The tone of that one word annihilated hope in Clarissa’s mind. She had pushed the question to its utmost limit, at all hazards of offending her father. What was it that her brother Austin had done to bring upon himself this bitter sentence of condemnation? She remembered him in his early manhood, handsome, accomplished, brilliant; the delight and admiration of every one who knew him, except her father. Recalling those days, she remembered that between her father and Austin there had never been any show of affection. The talents and brilliant attributes that had won admiration from others seemed to have no charm in the father’s eye. Clarissa could remember many a sneering speech of Mr. Lovel’s, in which he had made light of his son’s cleverness, denouncing his varied accomplishments as trivial and effeminate, and asking if any Englishman ever attained an honourable distinction by playing the piano, or modelling in clay.

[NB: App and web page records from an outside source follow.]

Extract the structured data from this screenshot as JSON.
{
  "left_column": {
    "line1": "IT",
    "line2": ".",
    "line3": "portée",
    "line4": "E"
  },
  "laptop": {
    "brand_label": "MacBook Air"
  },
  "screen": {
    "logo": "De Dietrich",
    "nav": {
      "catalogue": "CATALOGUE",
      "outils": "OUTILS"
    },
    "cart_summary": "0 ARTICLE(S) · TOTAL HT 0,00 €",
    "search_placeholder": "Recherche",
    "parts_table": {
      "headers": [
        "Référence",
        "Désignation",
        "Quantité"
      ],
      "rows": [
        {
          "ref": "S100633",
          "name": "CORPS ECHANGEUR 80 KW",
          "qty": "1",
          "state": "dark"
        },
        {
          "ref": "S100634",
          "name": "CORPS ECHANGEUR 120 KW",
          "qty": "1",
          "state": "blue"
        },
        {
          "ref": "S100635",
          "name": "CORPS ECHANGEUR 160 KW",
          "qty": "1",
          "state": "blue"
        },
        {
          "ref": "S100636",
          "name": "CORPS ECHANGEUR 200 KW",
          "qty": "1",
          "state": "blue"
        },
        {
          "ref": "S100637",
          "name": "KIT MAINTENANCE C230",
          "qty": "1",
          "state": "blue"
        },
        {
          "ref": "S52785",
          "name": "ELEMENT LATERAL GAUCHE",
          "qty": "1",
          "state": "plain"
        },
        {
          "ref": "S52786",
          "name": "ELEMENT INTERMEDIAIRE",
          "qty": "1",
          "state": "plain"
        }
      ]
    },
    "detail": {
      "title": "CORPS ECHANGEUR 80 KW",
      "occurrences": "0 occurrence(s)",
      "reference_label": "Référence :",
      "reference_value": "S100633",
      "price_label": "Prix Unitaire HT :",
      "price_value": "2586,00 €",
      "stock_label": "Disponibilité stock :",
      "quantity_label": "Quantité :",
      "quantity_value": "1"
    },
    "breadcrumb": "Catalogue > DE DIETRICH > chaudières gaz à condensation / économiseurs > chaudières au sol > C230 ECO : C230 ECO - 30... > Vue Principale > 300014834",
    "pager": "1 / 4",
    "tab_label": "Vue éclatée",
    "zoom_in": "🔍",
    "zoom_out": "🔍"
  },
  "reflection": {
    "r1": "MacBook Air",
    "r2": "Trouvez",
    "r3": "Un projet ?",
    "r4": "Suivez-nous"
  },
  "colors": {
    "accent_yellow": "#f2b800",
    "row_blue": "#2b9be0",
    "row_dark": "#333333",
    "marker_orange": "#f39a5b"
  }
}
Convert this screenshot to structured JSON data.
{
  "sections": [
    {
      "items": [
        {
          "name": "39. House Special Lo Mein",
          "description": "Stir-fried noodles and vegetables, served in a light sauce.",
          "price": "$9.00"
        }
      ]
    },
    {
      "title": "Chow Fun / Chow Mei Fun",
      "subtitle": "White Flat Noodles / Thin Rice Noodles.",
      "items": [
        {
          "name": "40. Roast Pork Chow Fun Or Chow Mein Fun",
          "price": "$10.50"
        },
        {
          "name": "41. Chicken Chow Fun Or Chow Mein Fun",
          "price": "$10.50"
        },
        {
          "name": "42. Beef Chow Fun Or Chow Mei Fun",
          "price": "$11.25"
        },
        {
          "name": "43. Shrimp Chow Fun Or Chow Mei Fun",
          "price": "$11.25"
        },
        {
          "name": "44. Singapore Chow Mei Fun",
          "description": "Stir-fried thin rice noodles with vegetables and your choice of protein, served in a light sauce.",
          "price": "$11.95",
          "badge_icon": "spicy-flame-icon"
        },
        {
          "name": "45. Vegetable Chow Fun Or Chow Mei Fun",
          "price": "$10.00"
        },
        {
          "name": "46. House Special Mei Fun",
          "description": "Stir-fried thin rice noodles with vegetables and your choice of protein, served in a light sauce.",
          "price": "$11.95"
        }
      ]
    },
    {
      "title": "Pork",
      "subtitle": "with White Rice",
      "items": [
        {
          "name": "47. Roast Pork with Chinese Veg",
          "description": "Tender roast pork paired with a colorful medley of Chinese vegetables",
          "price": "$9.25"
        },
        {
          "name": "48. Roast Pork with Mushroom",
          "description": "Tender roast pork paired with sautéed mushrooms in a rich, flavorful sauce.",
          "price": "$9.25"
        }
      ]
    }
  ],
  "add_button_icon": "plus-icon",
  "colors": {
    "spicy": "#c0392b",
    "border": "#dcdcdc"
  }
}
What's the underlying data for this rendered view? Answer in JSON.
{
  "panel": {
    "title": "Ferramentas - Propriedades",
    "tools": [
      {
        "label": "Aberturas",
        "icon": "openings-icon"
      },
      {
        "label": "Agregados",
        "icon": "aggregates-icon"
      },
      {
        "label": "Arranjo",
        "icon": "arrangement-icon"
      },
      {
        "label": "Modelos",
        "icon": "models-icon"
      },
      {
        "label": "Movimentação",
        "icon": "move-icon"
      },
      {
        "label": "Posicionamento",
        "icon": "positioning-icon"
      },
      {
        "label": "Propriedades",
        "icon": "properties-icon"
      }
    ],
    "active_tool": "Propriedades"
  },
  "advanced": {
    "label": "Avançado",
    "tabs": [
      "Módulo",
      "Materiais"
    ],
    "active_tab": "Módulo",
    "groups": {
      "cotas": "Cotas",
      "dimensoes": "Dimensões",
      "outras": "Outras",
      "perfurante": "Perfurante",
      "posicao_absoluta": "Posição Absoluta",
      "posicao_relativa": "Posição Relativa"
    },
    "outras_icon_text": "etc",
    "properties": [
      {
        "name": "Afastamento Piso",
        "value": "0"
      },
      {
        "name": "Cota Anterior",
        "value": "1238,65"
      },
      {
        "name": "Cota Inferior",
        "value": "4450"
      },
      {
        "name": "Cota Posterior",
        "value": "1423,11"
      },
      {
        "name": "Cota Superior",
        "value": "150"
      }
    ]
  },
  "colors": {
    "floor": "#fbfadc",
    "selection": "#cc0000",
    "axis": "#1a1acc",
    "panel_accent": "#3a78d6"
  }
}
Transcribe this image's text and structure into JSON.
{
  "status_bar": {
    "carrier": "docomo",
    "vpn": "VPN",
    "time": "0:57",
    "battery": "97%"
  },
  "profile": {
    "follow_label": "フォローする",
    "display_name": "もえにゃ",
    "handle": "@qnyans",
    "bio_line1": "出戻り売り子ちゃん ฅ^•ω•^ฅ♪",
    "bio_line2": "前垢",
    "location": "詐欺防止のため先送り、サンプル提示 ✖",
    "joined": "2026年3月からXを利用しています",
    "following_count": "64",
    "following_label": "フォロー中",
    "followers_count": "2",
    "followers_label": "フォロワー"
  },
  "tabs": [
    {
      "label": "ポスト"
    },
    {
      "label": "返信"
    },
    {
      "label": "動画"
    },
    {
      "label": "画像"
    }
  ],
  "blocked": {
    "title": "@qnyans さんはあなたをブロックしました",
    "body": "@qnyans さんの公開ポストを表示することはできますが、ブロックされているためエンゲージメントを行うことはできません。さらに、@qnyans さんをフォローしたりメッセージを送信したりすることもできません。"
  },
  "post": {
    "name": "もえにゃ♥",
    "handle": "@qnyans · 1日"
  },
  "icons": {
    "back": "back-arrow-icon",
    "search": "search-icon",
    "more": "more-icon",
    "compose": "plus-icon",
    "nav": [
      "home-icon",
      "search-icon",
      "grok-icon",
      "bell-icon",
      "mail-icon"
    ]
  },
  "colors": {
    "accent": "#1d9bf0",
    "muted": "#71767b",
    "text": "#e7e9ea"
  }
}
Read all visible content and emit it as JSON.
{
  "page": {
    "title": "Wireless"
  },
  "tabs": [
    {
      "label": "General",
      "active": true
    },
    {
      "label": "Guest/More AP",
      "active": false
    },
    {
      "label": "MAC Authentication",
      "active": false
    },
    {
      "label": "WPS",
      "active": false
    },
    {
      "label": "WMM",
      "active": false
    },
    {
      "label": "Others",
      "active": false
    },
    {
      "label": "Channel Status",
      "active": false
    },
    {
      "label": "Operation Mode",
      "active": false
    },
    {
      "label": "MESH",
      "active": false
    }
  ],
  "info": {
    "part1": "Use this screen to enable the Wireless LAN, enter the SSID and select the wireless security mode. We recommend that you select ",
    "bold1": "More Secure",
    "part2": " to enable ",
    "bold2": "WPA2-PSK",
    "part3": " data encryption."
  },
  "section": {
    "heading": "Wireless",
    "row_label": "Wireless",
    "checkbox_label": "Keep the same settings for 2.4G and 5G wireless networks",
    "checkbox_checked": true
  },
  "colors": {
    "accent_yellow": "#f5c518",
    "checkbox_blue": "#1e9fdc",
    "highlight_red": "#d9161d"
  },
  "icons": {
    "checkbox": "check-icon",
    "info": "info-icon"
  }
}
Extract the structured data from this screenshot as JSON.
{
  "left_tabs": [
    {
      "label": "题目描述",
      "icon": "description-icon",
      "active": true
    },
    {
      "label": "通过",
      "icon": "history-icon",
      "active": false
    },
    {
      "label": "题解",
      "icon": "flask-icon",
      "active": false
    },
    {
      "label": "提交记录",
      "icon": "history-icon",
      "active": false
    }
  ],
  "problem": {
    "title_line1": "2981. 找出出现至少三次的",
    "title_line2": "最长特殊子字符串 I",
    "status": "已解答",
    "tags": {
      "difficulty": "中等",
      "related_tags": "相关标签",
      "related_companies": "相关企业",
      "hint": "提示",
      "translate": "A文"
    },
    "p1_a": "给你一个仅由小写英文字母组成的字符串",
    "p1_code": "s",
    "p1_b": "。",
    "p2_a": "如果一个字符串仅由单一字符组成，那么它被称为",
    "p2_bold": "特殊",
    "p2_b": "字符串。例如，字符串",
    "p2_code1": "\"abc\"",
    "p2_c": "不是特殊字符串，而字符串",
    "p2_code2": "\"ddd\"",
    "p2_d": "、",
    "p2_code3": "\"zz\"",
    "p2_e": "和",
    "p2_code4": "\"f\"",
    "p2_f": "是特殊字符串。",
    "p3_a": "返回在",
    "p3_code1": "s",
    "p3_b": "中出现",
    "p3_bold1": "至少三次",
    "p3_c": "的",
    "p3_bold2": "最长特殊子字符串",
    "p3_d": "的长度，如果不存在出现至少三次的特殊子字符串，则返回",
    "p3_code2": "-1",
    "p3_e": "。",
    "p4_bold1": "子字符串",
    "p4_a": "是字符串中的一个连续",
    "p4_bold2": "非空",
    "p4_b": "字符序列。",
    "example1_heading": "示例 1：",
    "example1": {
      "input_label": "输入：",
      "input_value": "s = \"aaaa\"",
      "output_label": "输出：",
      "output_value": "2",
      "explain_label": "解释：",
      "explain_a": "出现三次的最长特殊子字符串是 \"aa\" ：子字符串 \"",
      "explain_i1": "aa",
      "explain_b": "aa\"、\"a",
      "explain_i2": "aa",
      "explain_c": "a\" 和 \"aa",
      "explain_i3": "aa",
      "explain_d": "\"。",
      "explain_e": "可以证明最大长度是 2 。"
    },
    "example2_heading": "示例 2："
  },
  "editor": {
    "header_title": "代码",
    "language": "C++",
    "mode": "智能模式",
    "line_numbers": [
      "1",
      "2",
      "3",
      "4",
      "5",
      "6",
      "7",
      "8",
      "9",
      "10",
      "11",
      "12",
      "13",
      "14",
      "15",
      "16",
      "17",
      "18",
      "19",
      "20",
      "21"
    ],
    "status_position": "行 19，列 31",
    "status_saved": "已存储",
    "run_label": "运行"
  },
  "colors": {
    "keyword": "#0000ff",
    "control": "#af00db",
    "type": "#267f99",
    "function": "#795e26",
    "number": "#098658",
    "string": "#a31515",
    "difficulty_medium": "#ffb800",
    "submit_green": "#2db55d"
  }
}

“I would rather have my son the dullest plodder that ever toiled at the bar, or droned bald platitudes from a pulpit, than the most brilliant drawing-room idler, whose amateur art and amateur music ever made him the fashion of a single season, to leave him forgotten in the next. I utterly despise an accomplished man.”
Austin Lovel had let such speeches as this go by him with a languid indifference, that testified at once to his easy temper and his comfortable disregard of his father’s opinion. He was fond of his little sister Clary, in rather a careless way, and would suffer her companionship, juvenile as she was at that time, with perfect good nature, allowing her to spoil his drawing paper with her untutored efforts, and even to explore the sacred mysteries of his colour-box. In return for this indulgence, the girl loved him with intense devotion, and believed in Him as the most brilliant of mankind.
Clarissa Lovel recalled those departed days now with painful tenderness. How kind and gracious Austin had been to her! How happy they had been together! sometimes wandering for a whole day in the park and woods of Arden, he with his sketching apparatus, she with a volume of Sir Walter Scott, to read aloud to him while he sketched, or to read him to sleep with very often. And then what delight it had been to sit by his side while he lay at full length upon the mossy turf, or half-buried in fern — to sit by him supremely happy, reading or drawing, and looking up from her occupation every now and then to glance at the sleeper’s handsome face in loving admiration.
Those days had been the happiest of her life. When Austin left Arden, he seemed always to carry away the brightness of her existence with him; for without him her life was very lonely — a singularly joyless life for one so young. Then, in an evil hour, as she thought, there came their final parting. How well she remembered her brother loitering on the broad terrace in front of Arden Court, in the dewy summer morning, waiting to bid her good-bye! How passionately she had clung to him in that farewell embrace, unable to tear herself away, until her father’s stern voice summoned her to the carriage that was to take her on the first stage of her journey!
“Won’t you come to the station with us, Austin?” she pleaded.
“No, Clary,” her brother answered, with a glance at her father. “He does not want me.”
And so they had parted; never to meet any more upon this earth perhaps, Clarissa said to herself, in her dismal reveries to-day. “That stranger in the railway-carriage spoke of his having emigrated. He will live and die far away, perhaps on the other side of the earth, and I shall never see his bright face again. O, Austin, Austin, is this the end of all our summer days in Arden woods long ago!”
Last updated Sunday, March 27, 2016 at 11:50